On the left, we have the stylish, wonderful Truman Capote as Lionel Twain in 1976’s Murder By Death. The husband and I are completely opposites but we have this movie in common, which makes us one step away from a quirky love song, I suppose. It is wonderfully hilarious with a star-studded cast, if you can get past that fact Peter Sellers is playing a horribly stereotyped Asian detective. (Although it is not nearly as bad as Mickey Rooney in that movie that would have landed my husband and I squarely in quirky love song zone. A movie based on novella written by none other than Truman Capote. See, it all comes full circle.)
On the right, we have the never aging, always reinventing and always cooler than you Madonna. Can I just mention how weird it is that I listened to Madonna as a child and my kids are still able to hear new Madonna songs now? I have a hard time picking my favorite iteration of Madonna. I’d probably go with Ray of Light Madonna. Definitely not cowboy Madonna or whatever that moment in time was. Yeow.
Look, Madonna can get away with a lot, but I’m going to hand this one over to Truman Capote. Ditch the cane and hat, Madonna.

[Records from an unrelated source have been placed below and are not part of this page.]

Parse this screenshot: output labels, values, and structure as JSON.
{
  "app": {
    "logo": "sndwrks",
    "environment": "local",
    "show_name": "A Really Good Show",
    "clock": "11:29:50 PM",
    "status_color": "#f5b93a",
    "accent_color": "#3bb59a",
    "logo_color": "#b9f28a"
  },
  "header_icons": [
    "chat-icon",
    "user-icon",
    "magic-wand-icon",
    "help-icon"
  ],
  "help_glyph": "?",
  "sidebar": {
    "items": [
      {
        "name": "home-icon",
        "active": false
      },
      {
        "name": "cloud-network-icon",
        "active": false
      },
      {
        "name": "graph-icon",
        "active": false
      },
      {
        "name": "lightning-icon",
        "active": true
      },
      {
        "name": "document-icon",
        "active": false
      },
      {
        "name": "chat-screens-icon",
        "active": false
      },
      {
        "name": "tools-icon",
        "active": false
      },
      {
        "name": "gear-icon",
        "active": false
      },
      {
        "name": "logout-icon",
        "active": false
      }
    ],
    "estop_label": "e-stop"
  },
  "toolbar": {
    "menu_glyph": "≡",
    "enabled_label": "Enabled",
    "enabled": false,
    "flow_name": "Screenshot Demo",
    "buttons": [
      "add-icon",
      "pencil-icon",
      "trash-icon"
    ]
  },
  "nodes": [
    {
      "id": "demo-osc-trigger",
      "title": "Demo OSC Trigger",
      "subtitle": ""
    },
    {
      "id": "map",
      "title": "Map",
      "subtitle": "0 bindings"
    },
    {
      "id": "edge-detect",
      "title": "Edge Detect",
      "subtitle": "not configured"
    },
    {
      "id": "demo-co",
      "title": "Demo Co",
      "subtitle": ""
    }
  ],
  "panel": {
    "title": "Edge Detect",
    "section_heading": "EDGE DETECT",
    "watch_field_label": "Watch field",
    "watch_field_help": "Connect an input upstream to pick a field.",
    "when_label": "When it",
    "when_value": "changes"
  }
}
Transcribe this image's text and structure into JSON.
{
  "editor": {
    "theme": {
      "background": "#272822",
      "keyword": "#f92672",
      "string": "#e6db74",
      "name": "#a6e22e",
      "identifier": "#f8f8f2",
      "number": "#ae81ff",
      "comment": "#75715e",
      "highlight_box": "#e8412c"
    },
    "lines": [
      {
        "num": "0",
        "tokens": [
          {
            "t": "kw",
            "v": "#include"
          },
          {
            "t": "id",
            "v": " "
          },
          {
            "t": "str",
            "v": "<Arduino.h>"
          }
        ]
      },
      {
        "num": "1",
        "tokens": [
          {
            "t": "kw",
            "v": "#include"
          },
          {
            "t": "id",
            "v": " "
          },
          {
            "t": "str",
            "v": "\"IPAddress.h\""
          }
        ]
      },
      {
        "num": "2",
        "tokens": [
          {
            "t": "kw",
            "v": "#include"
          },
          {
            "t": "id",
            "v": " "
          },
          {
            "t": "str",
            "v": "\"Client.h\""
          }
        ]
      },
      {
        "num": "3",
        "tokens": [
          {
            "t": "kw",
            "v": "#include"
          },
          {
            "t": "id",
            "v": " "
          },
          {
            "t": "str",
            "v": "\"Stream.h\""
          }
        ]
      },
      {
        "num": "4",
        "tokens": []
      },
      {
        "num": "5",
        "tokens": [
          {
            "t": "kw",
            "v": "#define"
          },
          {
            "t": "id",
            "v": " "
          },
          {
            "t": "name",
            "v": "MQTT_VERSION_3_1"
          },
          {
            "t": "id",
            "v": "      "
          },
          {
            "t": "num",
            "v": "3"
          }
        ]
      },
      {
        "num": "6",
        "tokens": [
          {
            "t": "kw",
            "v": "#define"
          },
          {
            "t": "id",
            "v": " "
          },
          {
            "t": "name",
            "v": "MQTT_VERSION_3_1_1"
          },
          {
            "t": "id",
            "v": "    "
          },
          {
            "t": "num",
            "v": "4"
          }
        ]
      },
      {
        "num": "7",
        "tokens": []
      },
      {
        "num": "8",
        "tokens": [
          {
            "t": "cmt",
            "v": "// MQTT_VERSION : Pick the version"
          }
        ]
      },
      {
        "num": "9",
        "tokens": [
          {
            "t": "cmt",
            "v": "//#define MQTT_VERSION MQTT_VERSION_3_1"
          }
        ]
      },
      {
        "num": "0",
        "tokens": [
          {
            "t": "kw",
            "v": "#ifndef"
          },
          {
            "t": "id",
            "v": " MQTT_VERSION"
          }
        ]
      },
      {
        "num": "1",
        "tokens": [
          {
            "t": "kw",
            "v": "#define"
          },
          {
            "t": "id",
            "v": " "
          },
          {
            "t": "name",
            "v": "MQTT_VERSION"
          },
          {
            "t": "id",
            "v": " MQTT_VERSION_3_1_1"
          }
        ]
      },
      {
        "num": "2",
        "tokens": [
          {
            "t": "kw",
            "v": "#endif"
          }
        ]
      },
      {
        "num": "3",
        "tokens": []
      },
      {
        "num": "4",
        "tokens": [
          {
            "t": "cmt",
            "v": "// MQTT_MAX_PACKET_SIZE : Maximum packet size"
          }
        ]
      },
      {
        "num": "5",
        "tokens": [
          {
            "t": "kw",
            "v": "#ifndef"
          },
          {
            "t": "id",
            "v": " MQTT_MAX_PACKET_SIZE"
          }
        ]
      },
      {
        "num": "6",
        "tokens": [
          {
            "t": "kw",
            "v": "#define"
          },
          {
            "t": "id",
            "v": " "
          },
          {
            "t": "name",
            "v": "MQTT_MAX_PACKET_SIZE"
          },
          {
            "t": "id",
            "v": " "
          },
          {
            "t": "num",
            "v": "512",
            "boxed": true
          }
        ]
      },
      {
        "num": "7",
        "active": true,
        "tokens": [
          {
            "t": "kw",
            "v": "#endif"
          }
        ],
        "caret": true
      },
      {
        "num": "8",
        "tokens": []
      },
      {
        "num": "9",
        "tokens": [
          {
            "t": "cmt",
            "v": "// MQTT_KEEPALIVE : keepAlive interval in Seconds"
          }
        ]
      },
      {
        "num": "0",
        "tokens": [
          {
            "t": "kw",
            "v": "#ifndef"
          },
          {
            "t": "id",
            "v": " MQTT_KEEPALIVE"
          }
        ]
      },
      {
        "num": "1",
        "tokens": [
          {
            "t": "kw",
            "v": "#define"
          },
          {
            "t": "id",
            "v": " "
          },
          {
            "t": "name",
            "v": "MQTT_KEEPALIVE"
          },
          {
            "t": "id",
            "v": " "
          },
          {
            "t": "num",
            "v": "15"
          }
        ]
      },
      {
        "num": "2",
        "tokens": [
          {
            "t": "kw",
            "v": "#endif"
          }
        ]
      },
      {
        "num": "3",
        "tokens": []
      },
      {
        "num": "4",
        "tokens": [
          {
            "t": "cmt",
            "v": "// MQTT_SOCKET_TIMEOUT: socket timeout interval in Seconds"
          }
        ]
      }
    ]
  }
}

I’ve been working like a madwoman this week to get a last minute website designed, built and ready for launch by Monday. (Yes, seriously last minute.) This has coincided with my working from home while some reconstruction happens at the office. So I’ve been able to work with minimal interruptions, save for the cats who love to jump on the desk and sit in front of the monitor all “Wat doin?” Cats are incredibly nosey animals, but I do appreciate the company. I’ve had Rdio blasting all week and have been incredibly hooked on Of Monsters and Men’s “My Head is an Animal”. Every project seems to have a soundtrack for me, and this album has hands down been the one for this week. (There have been a few interruptions of Snoop Dogg, Dr Dre and ilk, because when I get frustrated that is what happens. It’s odd. Not that I don’t enjoy their music, it’s just an odd transition but the mind needs what the mind needs.)
Anyway, after many evenings working into the wee hours, Of Monsters and Men have kept me audible company. I am particularly fond of the song “Dirty Paws”, which is a sort of folk tale but so catchy and full of energy.
Here is a performance from Quick Hits, a web series from the PBS show SOUND TRACKS. It is just as wonderful if not more so than the recorded version. (And how many artists can truly say that about their live performances?)
I think everyone has that certain person in their life: that person who seems to have no concept of how to be a tactful, polite human being. You know the type. It’s the person others always excuse as “Well, that’s just how they are“. What I can’t figure out is why we continue to excuse their behavior? It is really ridiculous if you think about it. The person will say things that others would perceive as hurtful or insulting and we’re expected to just shrug it off like “That’s just how they are!” I am calling bullshit on all of this. Just because these people have managed to fail basic pre-school manners doesn’t mean they should get a pass on their crummy behavior. Asshole people need to learn how to function in a polite society. By excusing their behavior, we’re giving them a free pass to continue acting in an oblivious manner. Not to jump to the absolute extreme here (but I am), can you imagine people being so blasé about serial killers? “Meh…it’s just how they ARE.” No, we expect people to not kill. Crazy, I know. Is it so far-fetched to expect people to be decent human beings and not tactless jerks who say whatever inane thought pops into their head without utilizing an internal filter?
Eh. Maybe it is. Look, I’m not expecting kumbaya and unicorn hugs here. If you have one of those types of people in your life, stop excusing their behavior. Eventually (and hopefully), they will learn that it is better to not interact with people like an unsocialized neanderthal.